For 99p in a well-known charity book shop, I picked up a tidy little paperback book. It’s wonderfully illustrated, mixing humour with one or two earnest thoughts. Originally, it would have been about 3 shillings (15 new pence) to buy. So, I may have paid over the odds.
Was C. Northcote Parkinson, right? Certainly, when I listen to the epic tale on HS2 it does get me wondering if Parkinson’s Law works as well in the 2020s as it did in the late 1950s. Progress is slow, as work expands. The more there is to do, the more there is to do.
The UK’s number one railway project, High Speed Two, HS2 is a massive project. It’s image of yellow jacketed workers stomping across chewed-up fields is a long way from the reality. In the back rooms and offices are thousands of planners, managers, and administrators toiling intensely. Politicians posture over reams of reports and change their minds at every juncture. There’s a hitch every week.
Given my experiences, I should be able to make some judgements about Parkinson’s Law. That is to say that: work expands so as to fill the time available for its completion. It’s generally associated with Government administration and the operation of a civil service. My observation is that large scale industry is just as guilty of this characteristic.

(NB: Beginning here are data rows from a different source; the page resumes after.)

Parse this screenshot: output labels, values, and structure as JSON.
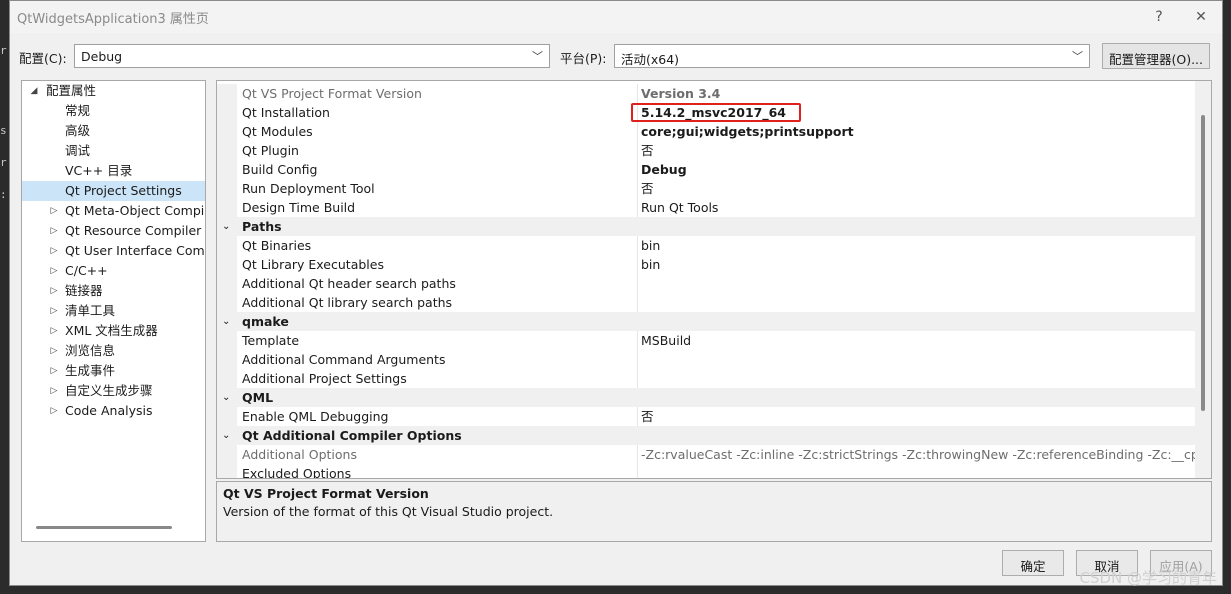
{
  "window": {
    "title": "QtWidgetsApplication3 属性页",
    "help_glyph": "?",
    "close_glyph": "✕"
  },
  "config": {
    "config_label": "配置(C):",
    "config_value": "Debug",
    "platform_label": "平台(P):",
    "platform_value": "活动(x64)",
    "manager_label": "配置管理器(O)..."
  },
  "tree": {
    "root": "配置属性",
    "items": [
      "常规",
      "高级",
      "调试",
      "VC++ 目录",
      "Qt Project Settings",
      "Qt Meta-Object Compiler",
      "Qt Resource Compiler",
      "Qt User Interface Compiler",
      "C/C++",
      "链接器",
      "清单工具",
      "XML 文档生成器",
      "浏览信息",
      "生成事件",
      "自定义生成步骤",
      "Code Analysis"
    ]
  },
  "grid": {
    "rows": [
      {
        "name": "Qt VS Project Format Version",
        "value": "Version 3.4"
      },
      {
        "name": "Qt Installation",
        "value": "5.14.2_msvc2017_64"
      },
      {
        "name": "Qt Modules",
        "value": "core;gui;widgets;printsupport"
      },
      {
        "name": "Qt Plugin",
        "value": "否"
      },
      {
        "name": "Build Config",
        "value": "Debug"
      },
      {
        "name": "Run Deployment Tool",
        "value": "否"
      },
      {
        "name": "Design Time Build",
        "value": "Run Qt Tools"
      },
      {
        "name": "Paths"
      },
      {
        "name": "Qt Binaries",
        "value": "bin"
      },
      {
        "name": "Qt Library Executables",
        "value": "bin"
      },
      {
        "name": "Additional Qt header search paths",
        "value": ""
      },
      {
        "name": "Additional Qt library search paths",
        "value": ""
      },
      {
        "name": "qmake"
      },
      {
        "name": "Template",
        "value": "MSBuild"
      },
      {
        "name": "Additional Command Arguments",
        "value": ""
      },
      {
        "name": "Additional Project Settings",
        "value": ""
      },
      {
        "name": "QML"
      },
      {
        "name": "Enable QML Debugging",
        "value": "否"
      },
      {
        "name": "Qt Additional Compiler Options"
      },
      {
        "name": "Additional Options",
        "value": "-Zc:rvalueCast -Zc:inline -Zc:strictStrings -Zc:throwingNew -Zc:referenceBinding -Zc:__cplusplus"
      },
      {
        "name": "Excluded Options",
        "value": ""
      }
    ]
  },
  "description": {
    "title": "Qt VS Project Format Version",
    "text": "Version of the format of this Qt Visual Studio project."
  },
  "buttons": {
    "ok": "确定",
    "cancel": "取消",
    "apply": "应用(A)"
  },
  "watermark": "CSDN @学习的青年",
  "colors": {
    "selection": "#cce4f7",
    "highlight_box": "#e0201c"
  }
}
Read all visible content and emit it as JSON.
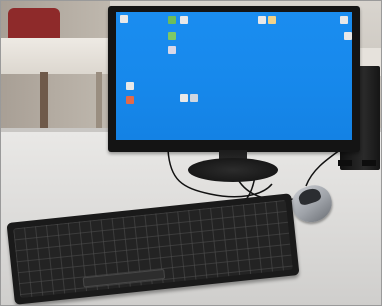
{
  "scene": {
    "colors": {
      "desktop_wallpaper": "#1789ec",
      "monitor_bezel": "#141414",
      "desk_surface": "#e3e2e0",
      "keyboard": "#1a1a1a",
      "mouse_body": "#9ea2a8",
      "tower": "#1c1c1c",
      "chair": "#8e2a2a"
    },
    "desktop": {
      "icons": [
        "desktop-icon",
        "desktop-icon",
        "desktop-icon",
        "desktop-icon",
        "desktop-icon",
        "desktop-icon",
        "desktop-icon",
        "desktop-icon",
        "desktop-icon",
        "desktop-icon",
        "desktop-icon",
        "desktop-icon"
      ]
    }
  }
}
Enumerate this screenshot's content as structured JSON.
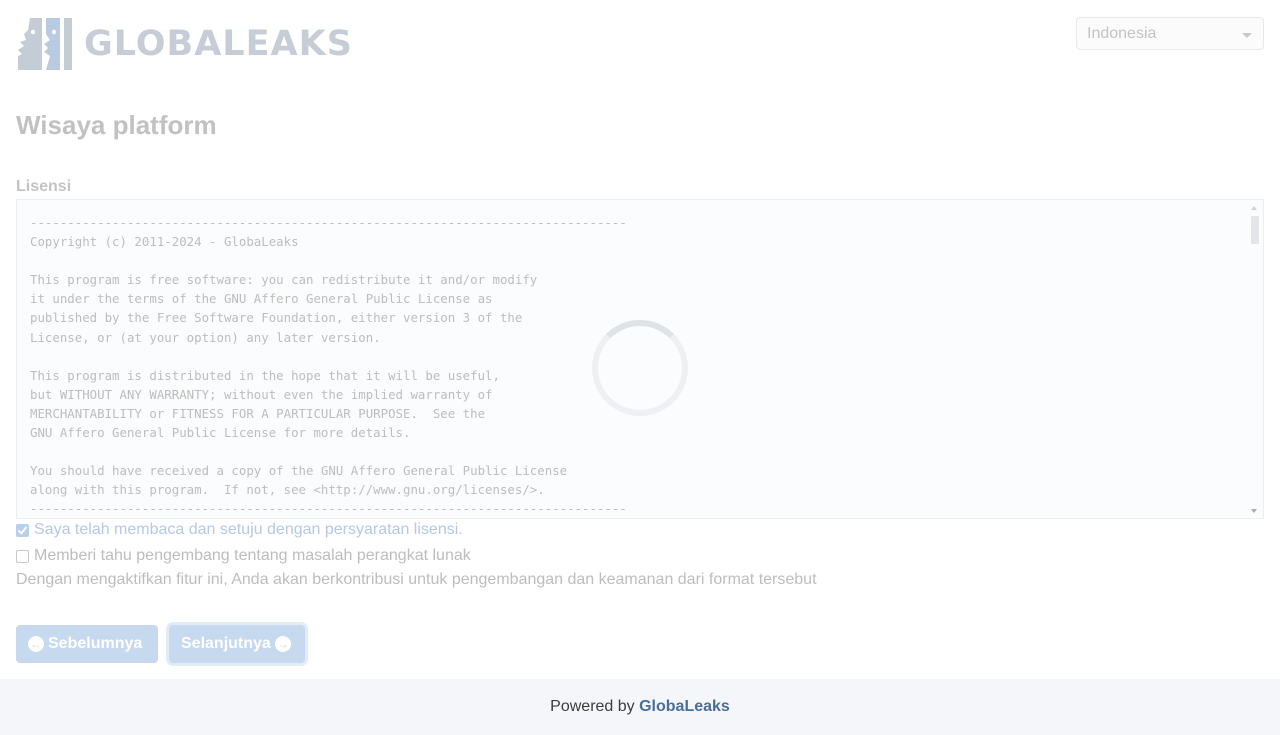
{
  "header": {
    "logo_text": "GLOBALEAKS",
    "language": "Indonesia"
  },
  "page": {
    "title": "Wisaya platform"
  },
  "license": {
    "label": "Lisensi",
    "text": "--------------------------------------------------------------------------------\nCopyright (c) 2011-2024 - GlobaLeaks\n\nThis program is free software: you can redistribute it and/or modify\nit under the terms of the GNU Affero General Public License as\npublished by the Free Software Foundation, either version 3 of the\nLicense, or (at your option) any later version.\n\nThis program is distributed in the hope that it will be useful,\nbut WITHOUT ANY WARRANTY; without even the implied warranty of\nMERCHANTABILITY or FITNESS FOR A PARTICULAR PURPOSE.  See the\nGNU Affero General Public License for more details.\n\nYou should have received a copy of the GNU Affero General Public License\nalong with this program.  If not, see <http://www.gnu.org/licenses/>.\n--------------------------------------------------------------------------------",
    "accept_label": "Saya telah membaca dan setuju dengan persyaratan lisensi.",
    "accept_checked": true
  },
  "telemetry": {
    "label": "Memberi tahu pengembang tentang masalah perangkat lunak",
    "checked": false,
    "note": "Dengan mengaktifkan fitur ini, Anda akan berkontribusi untuk pengembangan dan keamanan dari format tersebut"
  },
  "buttons": {
    "prev_label": "Sebelumnya",
    "next_label": "Selanjutnya"
  },
  "footer": {
    "prefix": "Powered by",
    "link": "GlobaLeaks"
  },
  "colors": {
    "button_bg": "#c7d9ee",
    "footer_link": "#4a6e96",
    "logo_gray": "#c6cdd6",
    "logo_blue": "#b7cbe6"
  },
  "icons": [
    "logo-mark-icon",
    "caret-down-icon",
    "spinner-icon",
    "arrow-circle-left-icon",
    "arrow-circle-right-icon",
    "check-icon"
  ]
}
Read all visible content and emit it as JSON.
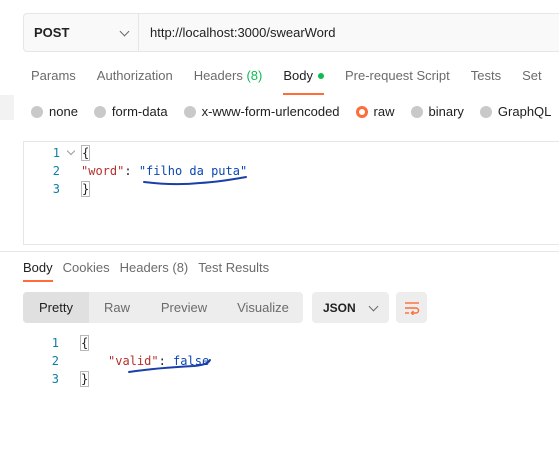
{
  "request": {
    "method": "POST",
    "url": "http://localhost:3000/swearWord"
  },
  "request_tabs": [
    {
      "label": "Params"
    },
    {
      "label": "Authorization"
    },
    {
      "label": "Headers",
      "count": "(8)"
    },
    {
      "label": "Body"
    },
    {
      "label": "Pre-request Script"
    },
    {
      "label": "Tests"
    },
    {
      "label": "Set"
    }
  ],
  "body_types": [
    {
      "label": "none"
    },
    {
      "label": "form-data"
    },
    {
      "label": "x-www-form-urlencoded"
    },
    {
      "label": "raw"
    },
    {
      "label": "binary"
    },
    {
      "label": "GraphQL"
    }
  ],
  "request_body": {
    "line_numbers": [
      "1",
      "2",
      "3"
    ],
    "open_brace": "{",
    "key": "\"word\"",
    "colon": ":",
    "value": "\"filho da puta\"",
    "close_brace": "}"
  },
  "response_tabs": [
    {
      "label": "Body"
    },
    {
      "label": "Cookies"
    },
    {
      "label": "Headers",
      "count": "(8)"
    },
    {
      "label": "Test Results"
    }
  ],
  "view_modes": [
    {
      "label": "Pretty"
    },
    {
      "label": "Raw"
    },
    {
      "label": "Preview"
    },
    {
      "label": "Visualize"
    }
  ],
  "format": {
    "selected": "JSON"
  },
  "response_body": {
    "line_numbers": [
      "1",
      "2",
      "3"
    ],
    "open_brace": "{",
    "key": "\"valid\"",
    "colon": ":",
    "value": "false",
    "close_brace": "}"
  },
  "colors": {
    "accent": "#ff6c37",
    "status_green": "#0cbb52",
    "json_key": "#b5302b",
    "json_value": "#0b47b4",
    "annotation_ink": "#1a3fa8"
  },
  "icons": {
    "method_dropdown": "chevron-down-icon",
    "format_dropdown": "chevron-down-icon",
    "wrap_lines": "wrap-lines-icon",
    "fold": "fold-arrow-icon"
  }
}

It can be said that a large aircraft could not be certified until the pile of paper needed to do so weighted as much as the finished product. This tong-in-cheek saying stems from the frustration that builds-up when progress is slower than people would like it to be. What a “pile of paper” means in the digital world is more difficult to ascertain but it’s a lot of stuff.
Whatever the merit of Parkinson’s Law, the arguments made for it have been undermined as employment practices have changed dramatically since the 1950s. Internal structures of bureaucratic and deep hierarchical organisation are no longer the fashion. The whole phenomena of Buggins’ turn still exists but is in abeyance. Much of industry may have shaken it off, but the political world still clings-on and offers jobs on seniority rather than by merit. Hierarchical organisations that feed on a certainty of their continued existence remain plentiful, but they are now more subject to more disruption.
Parkinson does mock the large organisations of his time. Some of his anecdotes resonate perfectly with the world of the 2020s. These are observations of human behaviour.
One that rings a bell with me is the description of a board meeting were agenda items are methodically addressed in order. Let’s say, the subject of item 9 on an agenda is for a major investment expenditure and the next item, item 10 addresses staff car parking spaces. No prizes for guessing which one gets the most discussion time. When faced with complex financial arguments and detailed pages of figures there’s a tendance to defer to those who know about that sort of stuff. When faced with a subject that everyone understands and impacts everyone in an obvious way, the temptation to engage in discussion about the later is overwhelming.
Let’s conclude that progress that doesn’t take account of the human factor is going to hit the rails or maybe worse.
 Parkinson’s Law or The Pursuit of Progress, John Murry Paperbacks, 1958.